Madison changes its name to a more inclusive role model: McDaniel


The name “Madison” comes with a lot of positive and negative connotations. 

The name of course comes from James Madison, a Founding Father of the United States of America. While some say that he was a great philosopher and diplomat, as well as a huge influence on The Constitution, others will point out that he owned slaves and had a lot of views that clash heavily with our values as a school and a community. Regardless, an overwhelming majority of students (over 85%) said they would support the decision to change the name of our school to something more inclusive, according to the MHS Renaming Project website 

So here we are now, Leodis V. McDaniel High School. How did we get here? As you probably know, there was a committee that took on the task of changing the school name. The committee consisted of students, alumni, staff, as well as former staff members. Their main goal was to come up with a name that was more inclusive while focusing on student voices and leadership. Senior Cindy Nguyen was one of these students.

Nguyen is a Viet-American student here. She was one of 19 members (including 9 students) on the committee. They were led by our principal Adam Skyles and Maria Hernandez, who works with PPS as a community engagement specialist.

Even though I’m a senior and won’t be at the new building, I still wanted to be involved in the name changing process,” Nguyen says. “A big reason is that I just didn’t like the name ‘Madison’. The name never sat well with me considering we’re a pretty diverse school and James Madison isn’t the best candidate to represent who we are.”

After laying out their plan, the committee had to start collecting data to figure out what the new name and face of our school would be. Unfortunately, COVID-19 got in the way.

“There were definitely a lot of difficulties, especially because of COVID-19. One of our bigger struggles was gathering data from different groups, especially among students,” Nguyen says. 

The committee ended up gathering the data they needed through messaging, email, and online surveys. 

The next step was to narrow down possible names based on the results from surveys. This was another difficult task because of how heavy the topic was and all of the emotions that surrounded the decisions. 

“It’s not always fun and easy, sometimes it’s stressful and there’s a lot of hard decisions that have to be made,” Nguyen said.

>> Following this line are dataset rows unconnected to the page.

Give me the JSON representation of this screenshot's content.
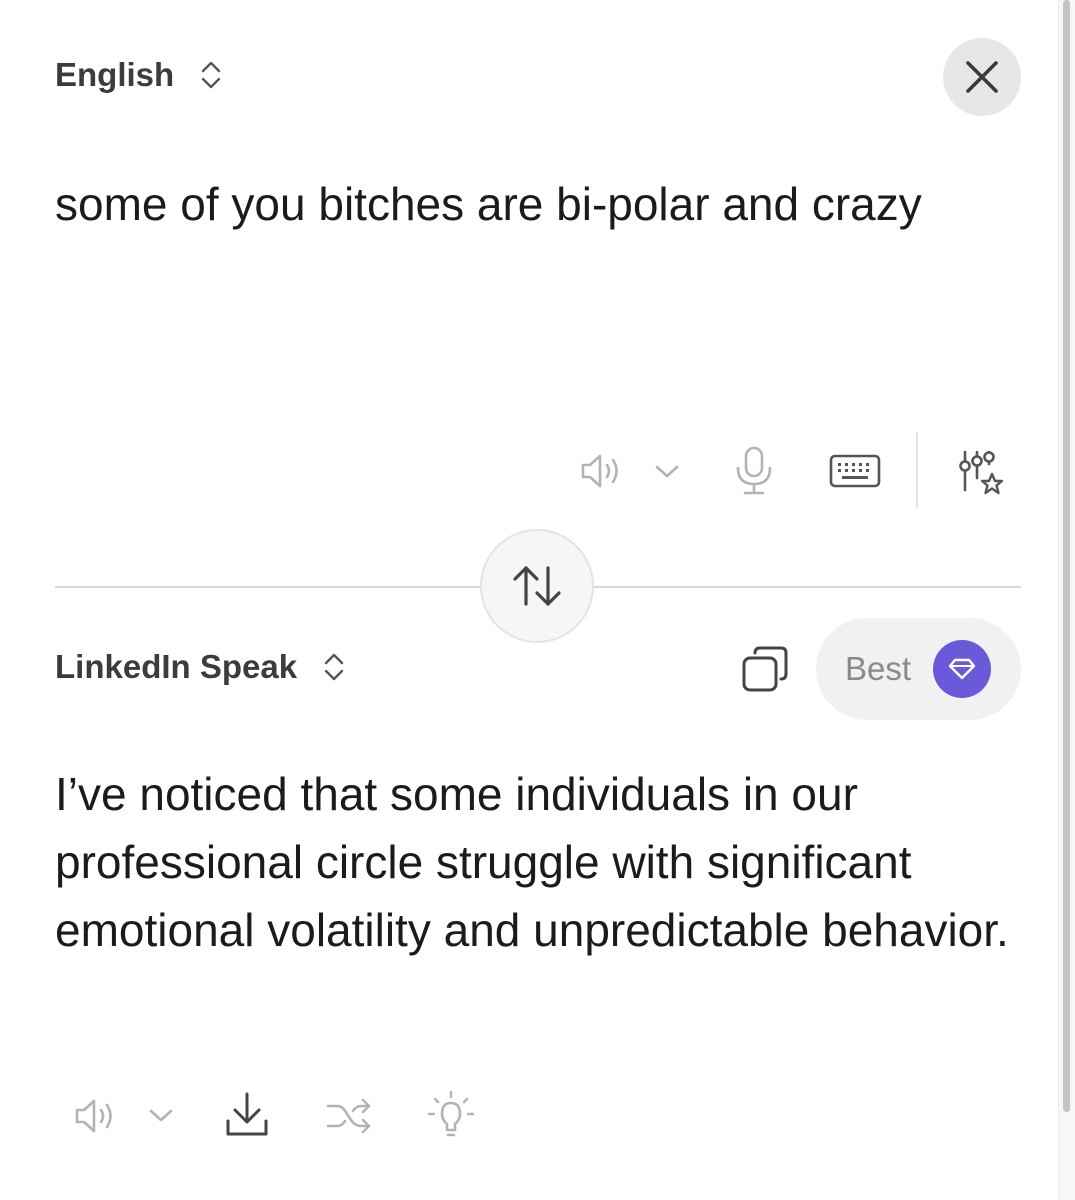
{
  "source": {
    "language": "English",
    "text": "some of you bitches are bi-polar and crazy"
  },
  "target": {
    "language": "LinkedIn Speak",
    "text": "I’ve noticed that some individuals in our professional circle struggle with significant emotional volatility and unpredictable behavior.",
    "quality_label": "Best"
  },
  "colors": {
    "accent": "#6a5ad9",
    "icon_gray": "#b3b3b3",
    "icon_dark": "#555555"
  },
  "icons": {
    "close": "close-icon",
    "source_toolbar": [
      "speaker-icon",
      "chevron-down-icon",
      "microphone-icon",
      "keyboard-icon",
      "settings-sliders-star-icon"
    ],
    "swap": "swap-arrows-icon",
    "copy": "copy-icon",
    "gem": "gem-icon",
    "target_toolbar": [
      "speaker-icon",
      "chevron-down-icon",
      "download-icon",
      "shuffle-icon",
      "lightbulb-icon"
    ]
  }
}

Since the name has changed there hasn’t been much pushback from the students. Rather, the community has been hearing appreciation.

“I really like the new name,” sophomore Emily Hazzard says,  “It’s cool that our school is now named after someone who worked there in the past and made a positive difference in the community.” 

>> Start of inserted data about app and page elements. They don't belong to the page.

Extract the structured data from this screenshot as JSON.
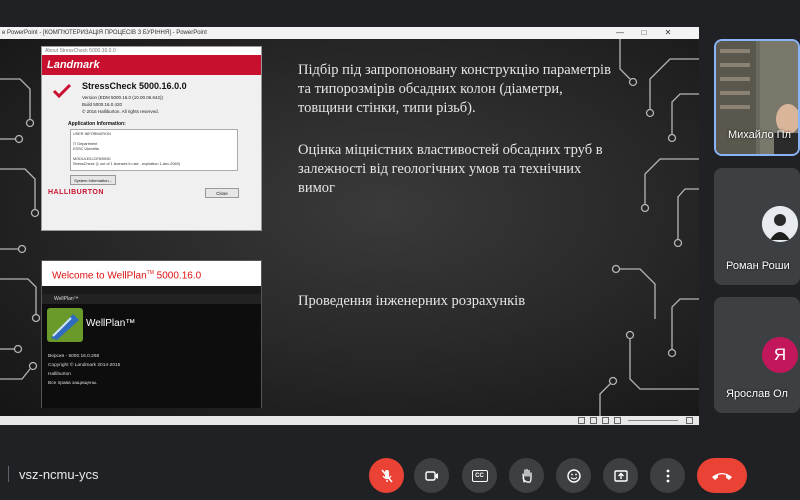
{
  "share": {
    "titlebar_text": "е PowerPoint - [КОМП'ЮТЕРИЗАЦІЯ ПРОЦЕСІВ З БУРІННЯ] - PowerPoint",
    "minimize": "—",
    "maximize": "□",
    "close": "✕"
  },
  "stresscheck": {
    "window_title": "About StressCheck 5000.16.0.0",
    "brand": "Landmark",
    "product": "StressCheck 5000.16.0.0",
    "version_line": "Version  (EDM 5000.16.0 (10.00.06.642))",
    "build_line": "Build 5000.16.0.420",
    "copyright_line": "© 2016 Halliburton. All rights reserved.",
    "app_info_label": "Application Information:",
    "app_info_lines": [
      "USER INFORMATION",
      "",
      "IT Department",
      "KSSC Ukrnafta",
      "",
      "MODULE/LICENSING",
      "StressCheck (1 out of 1 licenses in use - expiration 1-dec-2069)"
    ],
    "system_info_button": "System Information...",
    "close_button": "Close",
    "footer_brand": "HALLIBURTON"
  },
  "wellplan": {
    "welcome_prefix": "Welcome to WellPlan",
    "welcome_tm": "TM",
    "welcome_version": " 5000.16.0",
    "mini_title": "WellPlan™",
    "name": "WellPlan™",
    "version": "Версия -   5000.16.0.268",
    "copyright": "Copyright © Landmark 2014-2015",
    "company": "Halliburton",
    "rights": "Все права защищены."
  },
  "slide": {
    "para1": "Підбір під запропоновану конструкцію параметрів та типорозмірів обсадних колон (діаметри, товщини стінки, типи різьб).",
    "para2": "Оцінка міцністних властивостей обсадних труб в залежності від геологічних умов та технічних вимог",
    "para3": "Проведення інженерних розрахунків"
  },
  "participants": [
    {
      "name": "Михайло Пл",
      "initial": ""
    },
    {
      "name": "Роман Роши",
      "initial": ""
    },
    {
      "name": "Ярослав Ол",
      "initial": "Я",
      "avatar_color": "#c2185b"
    }
  ],
  "meeting": {
    "code": "vsz-ncmu-ycs"
  },
  "controls": {
    "mic": "mic-off-icon",
    "camera": "camera-icon",
    "captions": "CC",
    "hand": "raise-hand-icon",
    "emoji": "emoji-icon",
    "present": "present-icon",
    "more": "more-icon",
    "hangup": "hangup-icon"
  },
  "colors": {
    "accent_red": "#ea4335",
    "control_bg": "#3c4043",
    "active_border": "#8ab4f8"
  }
}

Leodis V. McDaniel was a highly respected educator and leader. He worked at McLaren and Adams High School before becoming the vice principal at Madison and then transitioning to the principal. At Madison, he was extremely popular with students and staff. 

McDaniel also won a multitude of awards for his work as an educator. He represents all of the CREED values well, especially the community being an avid supporter of sports and the arts.

“Every individual that we spoke to was overwhelmingly supportive of him as a choice and as a human being,” principal Skyles said. “What we kept coming back to in the committee is how often do we have the chance to represent someone who was in our  community?”

For specific details about the process or if you have any questions that still need to be answered visit